To curb the stigma of being labeled “crazy” or “weak,” Cardinal will release informative articles explaining why that thought process is outdated. These articles will be available to the public and will also be made available on public platforms such as Facebook, our website, and the local newspapers. This practice will hopefully correct the actions of those who would rather judge a suffering person than help them. This practice will also serve as a guide to detection so more individuals in the area can be made aware of the organization’s mission.
The Cardinal Initiative will be funded by awarded grants and donations from outside entities. Grant funding will be sought to cover the majority of the cost to construct and furnish a new facility. Donations will be sought to pay salaries as well as utilities and maintenance costs on the facility. Donations will also be used to fund any marketing campaigns carried out by the organization.
In-person, long-term care is a major goal for Cardinal. It will be a top priority for the organization to receive enough funds to sustain a reasonable salary for the mental healthcare professionals Cardinal seeks to hire, and pay the salary of the director.
Portions of the received donations will be used to substantiate a sliding fee scale for those who can not afford the fees from the telehealth provider Cardinal intends to use during the period of raising salary funds.
Cardinal intends to use the telehealth provider known as Cerebral for providing care to the individuals we intend to serve. Cerebral is a low-cost provider whose fees would be easy to cover if the person receiving the care can not afford it. Cardinal intends to be available to everyone and will not turn someone away due to the individual’s inability to pay.
Out of the thousands of nasty, unsightly things that could potentially end someone’s life, suicide is the tenth deadliest assailant in Kansas (CDC 2019). Rawlins County and Northwest Kansas in general has not been exempt from this statistic. In our community, these tragedies were ensued by individuals who either lived in Rawlins County, or were well known by the community and had lived here at one time or another. Some of these people who committed suicide were young and had so much to look forward to in life, but couldn’t due to a lack of support on a professional level.

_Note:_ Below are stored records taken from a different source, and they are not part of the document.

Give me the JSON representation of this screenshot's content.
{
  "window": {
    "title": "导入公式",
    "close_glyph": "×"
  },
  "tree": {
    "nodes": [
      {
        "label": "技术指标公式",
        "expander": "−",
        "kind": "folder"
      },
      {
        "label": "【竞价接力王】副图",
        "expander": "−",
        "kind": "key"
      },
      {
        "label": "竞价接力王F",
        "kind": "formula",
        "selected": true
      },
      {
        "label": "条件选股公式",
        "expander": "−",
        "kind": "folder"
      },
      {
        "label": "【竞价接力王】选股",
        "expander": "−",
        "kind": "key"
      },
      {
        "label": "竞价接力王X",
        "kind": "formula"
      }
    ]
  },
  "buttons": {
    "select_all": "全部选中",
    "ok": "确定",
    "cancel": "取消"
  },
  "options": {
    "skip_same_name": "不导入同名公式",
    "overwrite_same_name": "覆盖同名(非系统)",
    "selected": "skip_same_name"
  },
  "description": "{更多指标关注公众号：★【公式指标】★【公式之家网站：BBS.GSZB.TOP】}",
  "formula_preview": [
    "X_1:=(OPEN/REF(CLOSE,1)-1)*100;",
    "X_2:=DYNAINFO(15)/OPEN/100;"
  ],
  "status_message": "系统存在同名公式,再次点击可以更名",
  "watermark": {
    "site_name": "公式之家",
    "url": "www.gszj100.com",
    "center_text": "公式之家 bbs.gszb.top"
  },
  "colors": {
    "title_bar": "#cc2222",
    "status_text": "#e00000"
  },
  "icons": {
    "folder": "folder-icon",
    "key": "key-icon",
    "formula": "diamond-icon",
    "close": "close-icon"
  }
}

Every day there are numerous people in our community who contemplate ending their life because of the loneliness they feel facing the issues and traumas which cause them depression. Every day there are people who search for the proper help and guidance, but are met with temporary solutions, no foreseeable chance at long-term care, and an overall generic strategy meant to make someone feel better in the days to come. That same strategy offers little to no follow up, and eventually leads the person suffering to falling back into their depression,
almost making the issue worse on the individual basis than when they first sought professional help.
We as a county must do something to end this appalling trend.